====== Data for this exercise ======

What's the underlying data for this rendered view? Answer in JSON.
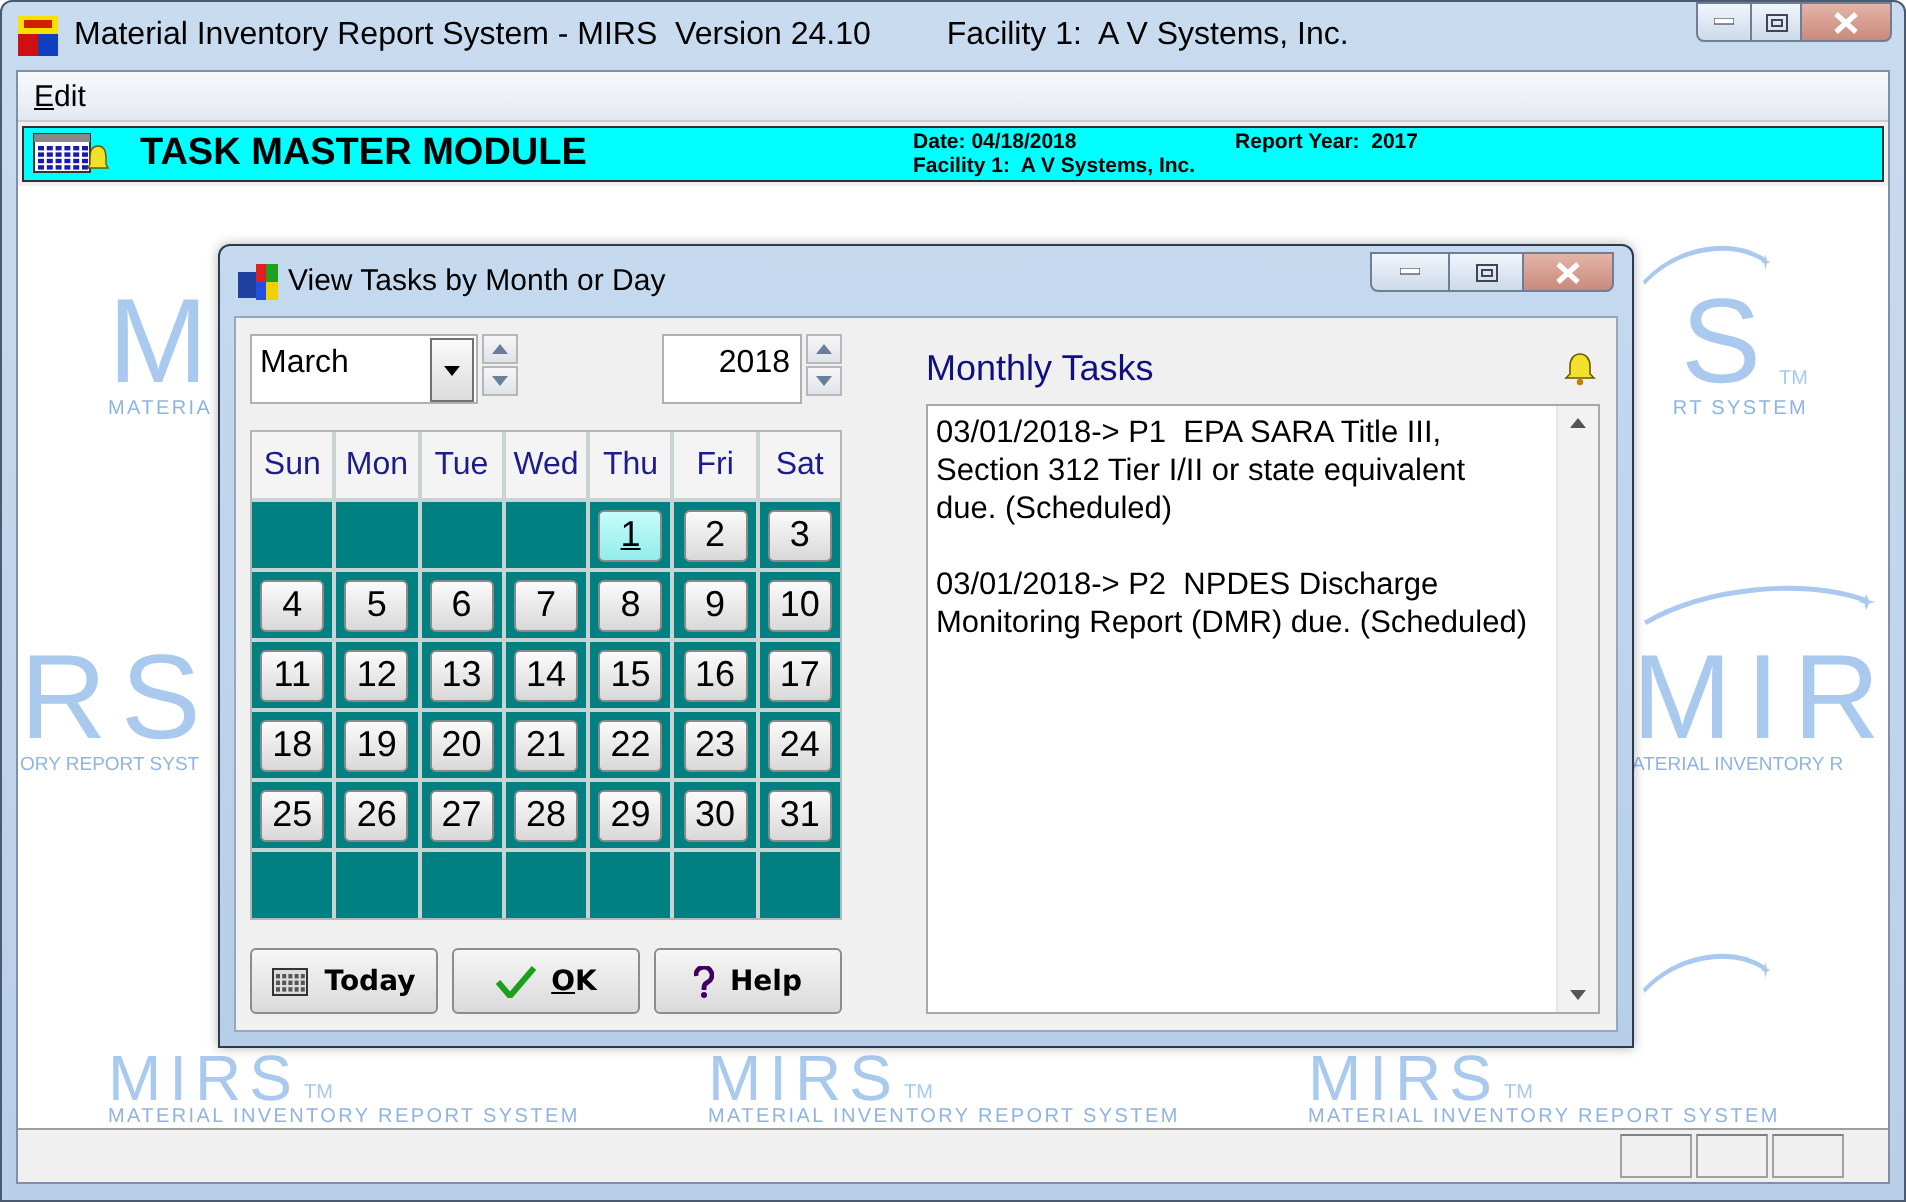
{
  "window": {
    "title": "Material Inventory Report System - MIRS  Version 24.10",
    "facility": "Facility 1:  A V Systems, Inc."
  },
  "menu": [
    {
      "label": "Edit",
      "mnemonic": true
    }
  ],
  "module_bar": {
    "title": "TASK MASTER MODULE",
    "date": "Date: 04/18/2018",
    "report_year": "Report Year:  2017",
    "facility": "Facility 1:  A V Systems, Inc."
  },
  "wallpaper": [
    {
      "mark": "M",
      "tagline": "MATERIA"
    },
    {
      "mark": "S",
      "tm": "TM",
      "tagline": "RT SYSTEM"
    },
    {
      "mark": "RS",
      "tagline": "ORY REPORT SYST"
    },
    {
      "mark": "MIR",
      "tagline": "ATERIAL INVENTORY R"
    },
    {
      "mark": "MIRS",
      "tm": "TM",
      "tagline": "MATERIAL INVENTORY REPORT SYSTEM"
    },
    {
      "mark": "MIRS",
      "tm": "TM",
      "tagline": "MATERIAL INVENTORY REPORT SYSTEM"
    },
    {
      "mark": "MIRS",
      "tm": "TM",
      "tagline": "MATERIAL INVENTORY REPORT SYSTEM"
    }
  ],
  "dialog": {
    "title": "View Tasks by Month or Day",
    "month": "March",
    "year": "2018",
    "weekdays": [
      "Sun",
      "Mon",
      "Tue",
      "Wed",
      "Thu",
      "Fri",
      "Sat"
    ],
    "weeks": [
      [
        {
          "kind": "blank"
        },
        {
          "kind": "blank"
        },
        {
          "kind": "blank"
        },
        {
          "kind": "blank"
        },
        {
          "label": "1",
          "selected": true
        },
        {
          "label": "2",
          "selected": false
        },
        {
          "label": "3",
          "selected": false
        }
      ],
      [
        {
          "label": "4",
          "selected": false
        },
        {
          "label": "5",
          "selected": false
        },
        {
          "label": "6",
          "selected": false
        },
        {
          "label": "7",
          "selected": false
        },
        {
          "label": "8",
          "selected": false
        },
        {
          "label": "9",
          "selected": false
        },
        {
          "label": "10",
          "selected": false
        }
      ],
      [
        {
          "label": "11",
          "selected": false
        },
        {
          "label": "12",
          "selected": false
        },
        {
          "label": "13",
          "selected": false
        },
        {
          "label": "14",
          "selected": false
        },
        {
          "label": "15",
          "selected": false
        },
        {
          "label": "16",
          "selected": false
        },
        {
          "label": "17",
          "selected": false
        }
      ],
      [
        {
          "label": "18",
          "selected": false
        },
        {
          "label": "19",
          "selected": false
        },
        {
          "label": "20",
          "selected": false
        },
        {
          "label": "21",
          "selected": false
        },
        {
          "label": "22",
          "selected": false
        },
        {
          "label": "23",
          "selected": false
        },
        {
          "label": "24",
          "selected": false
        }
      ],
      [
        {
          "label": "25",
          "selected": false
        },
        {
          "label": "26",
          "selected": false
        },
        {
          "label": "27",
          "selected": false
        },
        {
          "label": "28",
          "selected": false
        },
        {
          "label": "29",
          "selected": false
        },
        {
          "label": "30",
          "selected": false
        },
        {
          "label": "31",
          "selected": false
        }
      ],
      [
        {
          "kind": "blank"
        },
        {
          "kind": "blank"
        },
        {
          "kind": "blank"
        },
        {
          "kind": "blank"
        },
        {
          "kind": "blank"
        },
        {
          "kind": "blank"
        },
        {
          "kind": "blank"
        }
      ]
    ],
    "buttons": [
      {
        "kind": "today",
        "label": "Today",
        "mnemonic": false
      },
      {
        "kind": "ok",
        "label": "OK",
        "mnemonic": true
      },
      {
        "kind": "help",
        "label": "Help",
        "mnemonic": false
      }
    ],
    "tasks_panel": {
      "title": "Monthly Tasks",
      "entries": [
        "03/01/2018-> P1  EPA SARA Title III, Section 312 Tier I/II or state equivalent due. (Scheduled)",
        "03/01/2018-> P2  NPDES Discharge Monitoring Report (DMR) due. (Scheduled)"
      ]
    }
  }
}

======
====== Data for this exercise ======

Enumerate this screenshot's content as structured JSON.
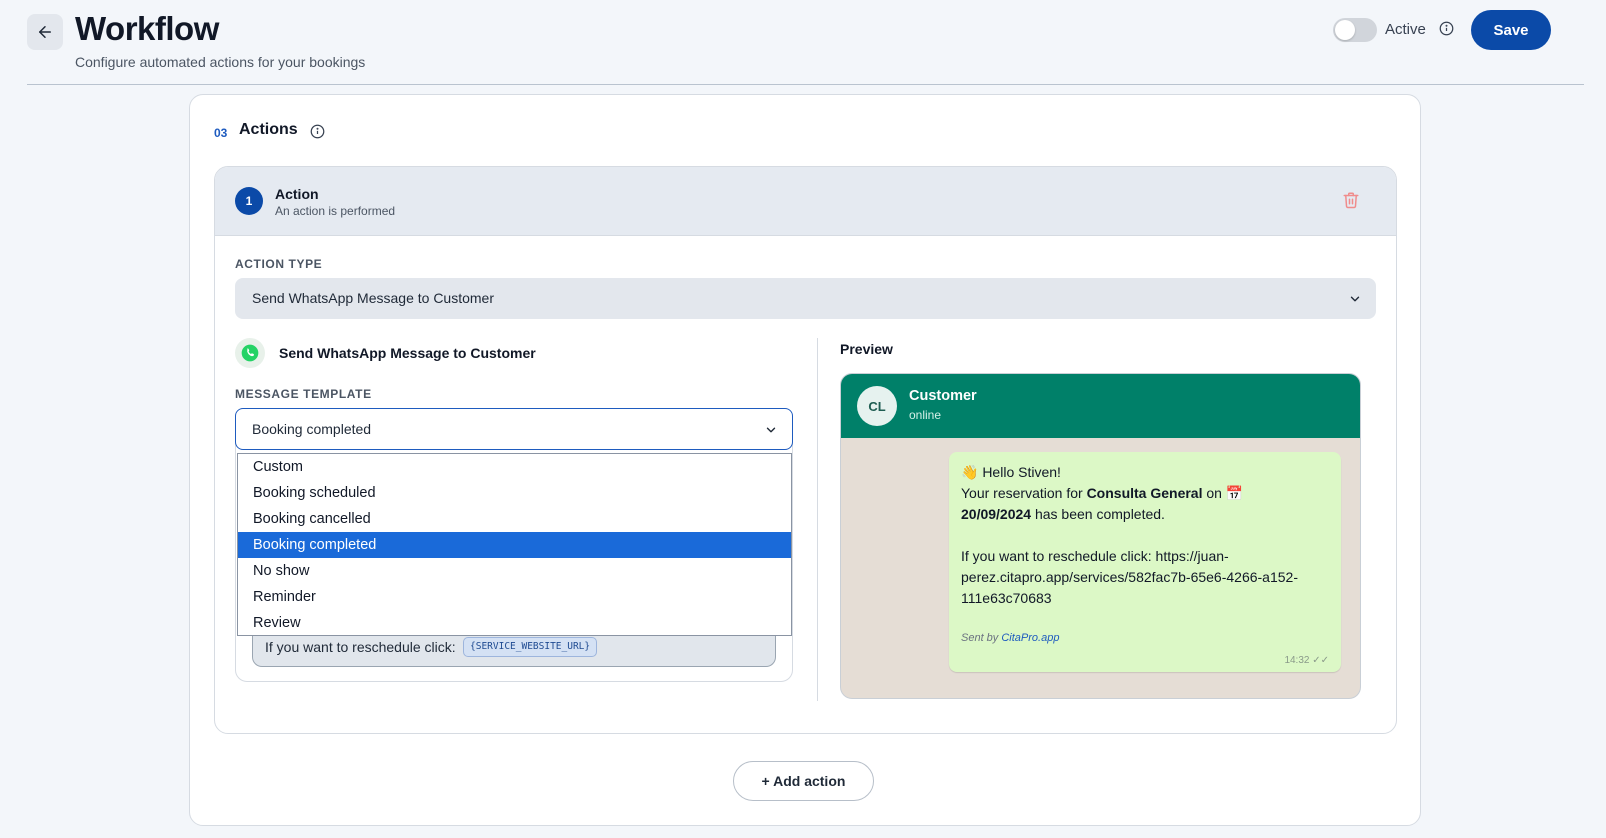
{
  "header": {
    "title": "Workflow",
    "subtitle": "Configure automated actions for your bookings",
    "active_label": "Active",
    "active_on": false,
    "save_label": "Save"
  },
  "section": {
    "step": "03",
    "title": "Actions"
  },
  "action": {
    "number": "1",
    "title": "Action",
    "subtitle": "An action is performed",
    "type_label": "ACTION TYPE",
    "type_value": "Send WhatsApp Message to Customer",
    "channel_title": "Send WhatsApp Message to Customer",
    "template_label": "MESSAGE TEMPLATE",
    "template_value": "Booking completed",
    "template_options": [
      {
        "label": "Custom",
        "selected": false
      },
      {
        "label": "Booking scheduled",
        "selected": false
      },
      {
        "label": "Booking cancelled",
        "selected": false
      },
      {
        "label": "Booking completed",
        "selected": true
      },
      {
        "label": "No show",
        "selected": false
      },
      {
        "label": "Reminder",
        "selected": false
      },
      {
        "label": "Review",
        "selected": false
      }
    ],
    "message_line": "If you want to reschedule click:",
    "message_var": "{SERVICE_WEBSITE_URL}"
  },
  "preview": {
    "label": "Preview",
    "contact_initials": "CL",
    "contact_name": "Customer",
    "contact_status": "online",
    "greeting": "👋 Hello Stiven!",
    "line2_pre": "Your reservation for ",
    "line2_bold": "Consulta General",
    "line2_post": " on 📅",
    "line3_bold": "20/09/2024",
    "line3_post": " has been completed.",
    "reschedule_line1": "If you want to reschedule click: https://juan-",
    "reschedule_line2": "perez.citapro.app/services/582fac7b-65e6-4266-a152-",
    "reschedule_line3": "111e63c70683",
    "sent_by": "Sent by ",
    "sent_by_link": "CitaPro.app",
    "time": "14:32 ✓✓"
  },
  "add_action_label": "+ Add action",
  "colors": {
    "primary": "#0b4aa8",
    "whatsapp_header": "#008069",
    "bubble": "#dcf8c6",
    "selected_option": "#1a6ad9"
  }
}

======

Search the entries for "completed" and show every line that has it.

    "template_value": "Booking completed",
        "label": "Booking completed",
    "line3_post": " has been completed.",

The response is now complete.